- _WHAT YOU WILL DO_:
While you copy the lines below, skip the pictures and keep the rest exact.
MATERIAL SUPPLIED: Begin
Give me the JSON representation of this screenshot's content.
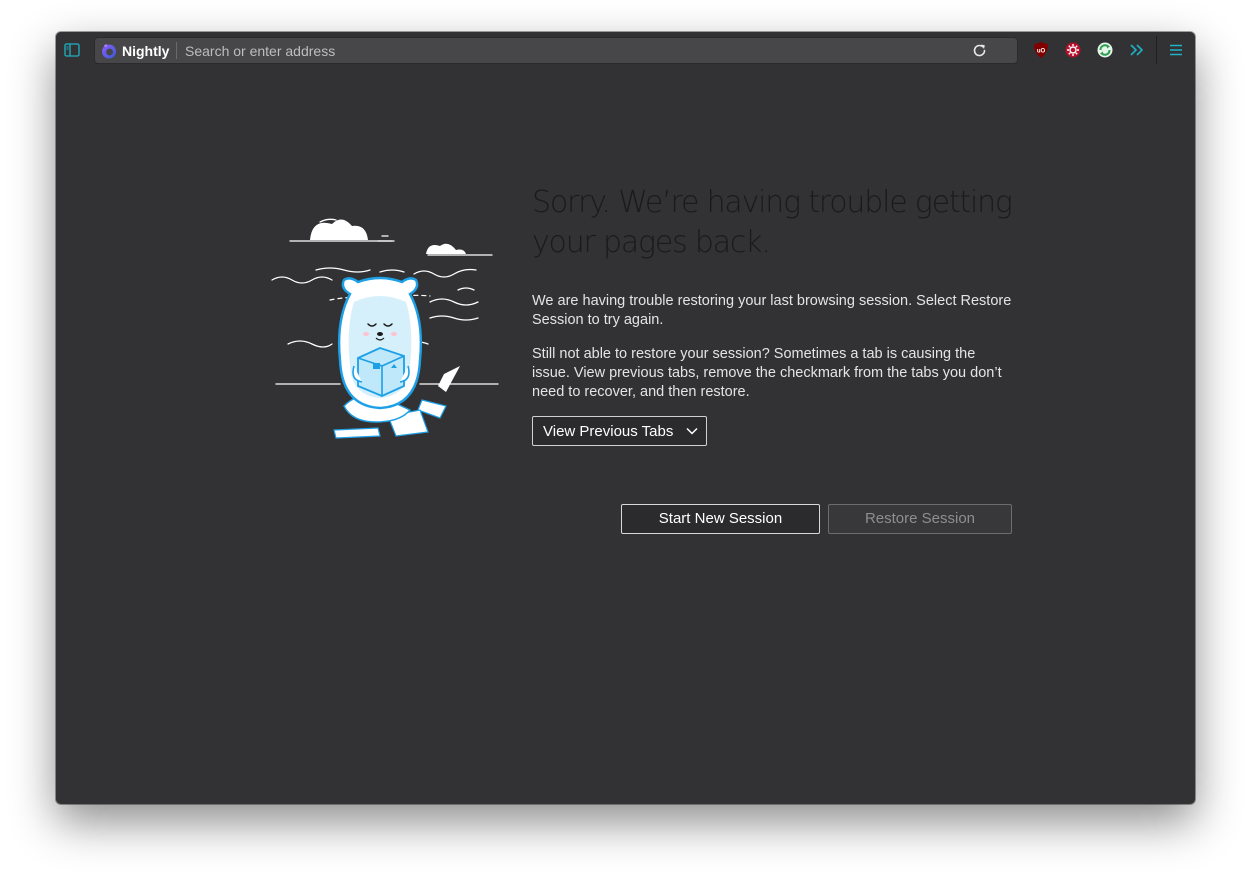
{
  "browser": {
    "brand": "Nightly",
    "urlbar_placeholder": "Search or enter address",
    "accent_color": "#1eb1c4"
  },
  "toolbar_icons": [
    "sidebar-toggle-icon",
    "nightly-logo-icon",
    "reload-icon",
    "ublock-origin-icon",
    "extension-red-gear-icon",
    "extension-green-sync-icon",
    "overflow-chevrons-icon",
    "hamburger-menu-icon"
  ],
  "session_restore": {
    "title": "Sorry. We’re having trouble getting your pages back.",
    "paragraph_1": "We are having trouble restoring your last browsing session. Select Restore Session to try again.",
    "paragraph_2": "Still not able to restore your session? Sometimes a tab is causing the issue. View previous tabs, remove the checkmark from the tabs you don’t need to recover, and then restore.",
    "view_tabs_label": "View Previous Tabs",
    "start_new_label": "Start New Session",
    "restore_label": "Restore Session",
    "restore_enabled": false
  }
}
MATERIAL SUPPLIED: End
- _TASK ANSWER_:
Give me the JSON representation of this screenshot's content.
{
  "browser": {
    "brand": "Nightly",
    "urlbar_placeholder": "Search or enter address",
    "accent_color": "#1eb1c4"
  },
  "toolbar_icons": [
    "sidebar-toggle-icon",
    "nightly-logo-icon",
    "reload-icon",
    "ublock-origin-icon",
    "extension-red-gear-icon",
    "extension-green-sync-icon",
    "overflow-chevrons-icon",
    "hamburger-menu-icon"
  ],
  "session_restore": {
    "title": "Sorry. We’re having trouble getting your pages back.",
    "paragraph_1": "We are having trouble restoring your last browsing session. Select Restore Session to try again.",
    "paragraph_2": "Still not able to restore your session? Sometimes a tab is causing the issue. View previous tabs, remove the checkmark from the tabs you don’t need to recover, and then restore.",
    "view_tabs_label": "View Previous Tabs",
    "start_new_label": "Start New Session",
    "restore_label": "Restore Session",
    "restore_enabled": false
  }
}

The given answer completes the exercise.